Photos: (Top) Jared Wickerham. (Bottom, left to right) Nicolette Kalafatis, Mike Schwarz, Alison Camut
Top left to right: Bilal Abbey, Sierra Sellers, INEZ. Bottom left to right: Feralcat, Lyn Starr, Jon Bindley
During the start of the pandemic, Nicolette Kalafatis, the newly appointed community manager for Adda Coffee & Tea House, was tasked with coming up with ideas to keep the business going online.
One day, while chatting with her friend and local musician Nick Snyder of Ferdinand the Bull, he asked if Adda would ever be interested in hosting a livestream performance. A lightbulb went off in Kalafatis’ head.
“Sukanta [Nag], the owner, he is really into live music and just the arts in general here,” says Kalafatis. “I have a lot of friends in the music scene as well, and I was like, ‘Oh, this is great. They’re not performing, let me see if I can start this livestream series.'”
Now, six months later, Adda Coffee & Tea House has been hosting a weekly Sunday Showcase Series, where local musicians livestream performances on Adda’s Instagram account (@addacoffeehouse
). In addition to providing an outlet for artists to perform amid venue closures, each event also offers viewers the opportunity to donate to a charity of the musician’s choice.
Around the same time that Adda was planning the livestream event, Kalafatis says they were also figuring out ways to incorporate charity work into their business practices.

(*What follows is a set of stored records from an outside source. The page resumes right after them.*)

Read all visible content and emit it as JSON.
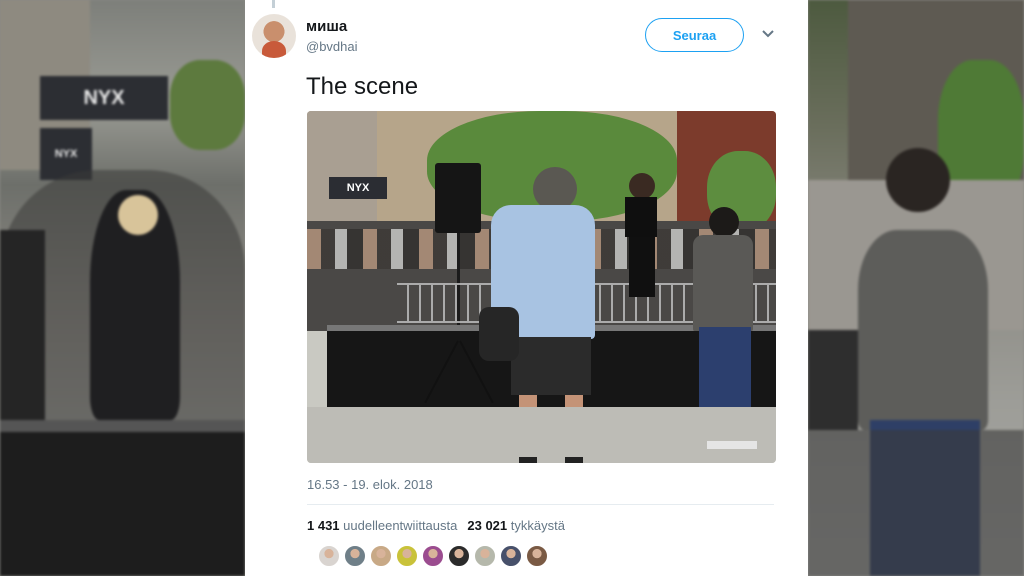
{
  "background": {
    "left_signs": [
      "NYX",
      "NYX"
    ]
  },
  "tweet": {
    "author_name": "миша",
    "author_handle": "@bvdhai",
    "follow_label": "Seuraa",
    "menu_icon": "chevron-down-icon",
    "text": "The scene",
    "photo_sign": "NYX",
    "timestamp": "16.53 - 19. elok. 2018",
    "retweets_count": "1 431",
    "retweets_label": "uudelleentwiittausta",
    "likes_count": "23 021",
    "likes_label": "tykkäystä",
    "liker_avatar_colors": [
      "#d9d4d0",
      "#6f7f88",
      "#c8a986",
      "#c9c23a",
      "#9b4c8f",
      "#2b2b2b",
      "#b5b8ab",
      "#47506a",
      "#7a5a44"
    ]
  },
  "colors": {
    "accent": "#1da1f2",
    "text_primary": "#14171a",
    "text_secondary": "#657786"
  }
}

Snyder was the first musician to perform when the series started in May, and he chose to raise money for the Pittsburgh Food Bank. Since then, performances and charities have included Lyn Starr (Black, Young, and Educated), Clara Kent (AAMDS International Foundation), Arie Cole (SisTers PGH), Bindley Hardware Co. (Women’s Center and Shelter of Greater Pittsburgh), Rev. Ezra (ACLU), Sierra Sellers (Sewickley Valley YMCA), and Joshua Rouse (Community Empowerment Association in Homewood), among others. “It’s really intimate,” says Kalafatis, “and it’s cool because you get to see the artist in their own space, doing their own thing.” Now that gathering restrictions are easing up in Pittsburgh, Adda plans to gradually transition to live shows. Once a month, one of the Sunday Showcase events will be held outside an Adda Tea & Coffee House location for live sidewalk entertainment. “The most exciting part for me was reaching out to all my friends and being like, ‘Hey, do you want to do this?’” says Kalafatis. But whether or not someone knows her, anyone interested in performing in the series is welcome to reach out (inquiries can be sent to email@example.com
). “It’s an outlet for artists to continue to perform and also perform to an audience that may not have heard them before,” says Kalafatis.